In the fast-paced world of sales, it’s easy for managers to simply focus on what’s urgent – such as advancing a specific opportunity with a customer or prospect. And for many managers, a long list of urgent tasks tends to take precedence over key sales coaching initiatives. In addition, the average salesperson to sales manager ratio in over 600 companies surveyed by CSO Insights was roughly 6:1, making manager bandwidth a significant challenge as well.
Considering these challenges and many others that sales managers face on a daily basis, organisations could be missing the mark when it comes to effective sales coaching. As 2016 sales kickoffs get underway, it’s a good time to refocus sales coaching initiatives. Here are a few tips to get the new year off to a fast and successful start.
Coach with Insight, Not Hunches
Data analytics can play a powerful role in coaching. By embracing sales force performance data and using it to make decisions driven by something other than hunches, managers are able to accelerate pipeline growth, improve forecasting accuracy and boost win rates. Additionally, understanding – with data – the specific knowledge or skill deficiencies of each rep enables the manager to provide more effective, on-target coaching.
Don’t Forget Your Middle Performers
It’s an unfortunate reality that many sales managers tend to focus their coaching on either their best salespeople or their worst, but often forget about the 'middle,' or those average performers. However, the middle typically makes up about 60% of the sales force. A recent Sales Executive Council (SEC) study found that even a 5% performance improvement from the middle 60% yields over 70% more revenue on average than a similar 5% shift in the top 20% alone. Clearly the size of the prize is worth going for, so don’t overlook the middle.
Reinforce the Skills That Matter Most
Much about sales coaching involves changing the behaviors of sales reps to drive long-term results. Training reps once in a while doesn’t impact results as much as continuously reinforcing the knowledge and skills that matter most – on a regular basis. By helping your reps make the case for why your product or service provides superior value for the client’s business, you can rest easy that every call will be their best one.
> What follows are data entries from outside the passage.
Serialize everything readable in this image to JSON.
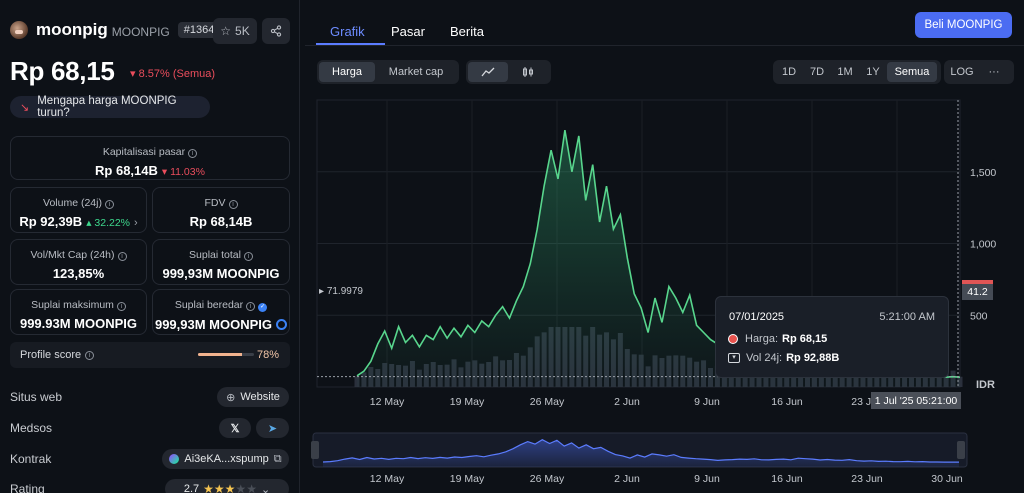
{
  "coin": {
    "name": "moonpig",
    "symbol": "MOONPIG",
    "rank": "#1364",
    "watchlist_count": "5K",
    "price": "Rp 68,15",
    "price_change": "8.57% (Semua)",
    "why_text": "Mengapa harga MOONPIG turun?"
  },
  "stats": {
    "market_cap": {
      "label": "Kapitalisasi pasar",
      "value": "Rp 68,14B",
      "change": "11.03%"
    },
    "volume": {
      "label": "Volume (24j)",
      "value": "Rp 92,39B",
      "change": "32.22%"
    },
    "fdv": {
      "label": "FDV",
      "value": "Rp 68,14B"
    },
    "vol_mkt_cap": {
      "label": "Vol/Mkt Cap (24h)",
      "value": "123,85%"
    },
    "total_supply": {
      "label": "Suplai total",
      "value": "999,93M MOONPIG"
    },
    "max_supply": {
      "label": "Suplai maksimum",
      "value": "999.93M MOONPIG"
    },
    "circulating_supply": {
      "label": "Suplai beredar",
      "value": "999,93M MOONPIG"
    }
  },
  "profile": {
    "label": "Profile score",
    "value": "78%",
    "fraction": 0.78
  },
  "links": {
    "website_label": "Situs web",
    "website_btn": "Website",
    "socials_label": "Medsos",
    "contract_label": "Kontrak",
    "contract_value": "Ai3eKA...xspump",
    "rating_label": "Rating",
    "rating_value": "2.7",
    "rating_stars": 2.7
  },
  "tabs": [
    "Grafik",
    "Pasar",
    "Berita"
  ],
  "buy_label": "Beli MOONPIG",
  "chart_controls": {
    "metric": [
      "Harga",
      "Market cap"
    ],
    "ranges": [
      "1D",
      "7D",
      "1M",
      "1Y",
      "Semua"
    ],
    "log": "LOG",
    "more": "···"
  },
  "chart_data": {
    "type": "line",
    "title": "",
    "xlabel": "",
    "ylabel": "IDR",
    "x_ticks": [
      "12 May",
      "19 May",
      "26 May",
      "2 Jun",
      "9 Jun",
      "16 Jun",
      "23 Jun"
    ],
    "y_ticks": [
      "500",
      "1,000",
      "1,500"
    ],
    "navigator_ticks": [
      "12 May",
      "19 May",
      "26 May",
      "2 Jun",
      "9 Jun",
      "16 Jun",
      "23 Jun",
      "30 Jun"
    ],
    "ylim": [
      0,
      2000
    ],
    "series": [
      {
        "values": [
          78,
          110,
          180,
          300,
          390,
          270,
          420,
          310,
          360,
          280,
          360,
          330,
          420,
          340,
          410,
          350,
          430,
          380,
          460,
          420,
          500,
          560,
          480,
          600,
          700,
          860,
          1100,
          1400,
          1650,
          1450,
          1790,
          1500,
          1750,
          1300,
          1550,
          1150,
          1400,
          1100,
          1200,
          900,
          650,
          550,
          380,
          620,
          450,
          700,
          620,
          520,
          640,
          430,
          380,
          330,
          300,
          260,
          200,
          240,
          260,
          300,
          280,
          320,
          250,
          240,
          280,
          300,
          250,
          370,
          330,
          300,
          230,
          270,
          220,
          210,
          260,
          180,
          150,
          170,
          120,
          140,
          110,
          100,
          120,
          90,
          105,
          80,
          75,
          68,
          72,
          68
        ]
      }
    ],
    "reference_value": "71.9979",
    "last_price_label": "41.2",
    "crosshair_time": "1 Jul '25 05:21:00",
    "tooltip": {
      "date": "07/01/2025",
      "time": "5:21:00 AM",
      "price_label": "Harga:",
      "price_value": "Rp 68,15",
      "vol_label": "Vol 24j:",
      "vol_value": "Rp 92,88B"
    }
  }
}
Make it Easier to Coach
In addition to investing in content and tools that help drive buying decisions, organisations need to invest in coaching tools, too. While reliance on marketing content and prescribed sales processes can help move deals along, the reason we have sales people is to add value in addressing a customer’s unique business problem. Dependence on rote sales presentations that answer questions customers aren’t necessarily asking may not deliver the desired result. With tools that facilitate sales coaching, businesses can ensure sales reps are successful in providing useful perspectives that help customers make their own best decisions.
Consider Coaching On-the-Go
Reaching employees where they are – on their smartphone or mobile device – ensures that sales managers can continue to coach without necessarily being present. By pushing individualised coaching content to sales people via their mobile devices, managers can help improve sales rep knowledge and engagement on a continuous and real-time basis in addition to formal coaching sessions.
The sales function today is in need of massive change to help reps sell contextually, at higher levels. CRM and content portals can help, but those tools are intended to align with the demands of sales processes, not sales people. By putting a renewed focus on sales coaching, organisations can help their salespeople to sell with confidence and drive maximum value for the customer.
By Lisa Clark, Vice President of Marketing, Qstream. She has 20 years of experience building high-value software companies, brands and market share. Connect with Qstream, on Twitter, Facebook, LinkedIn or Google+.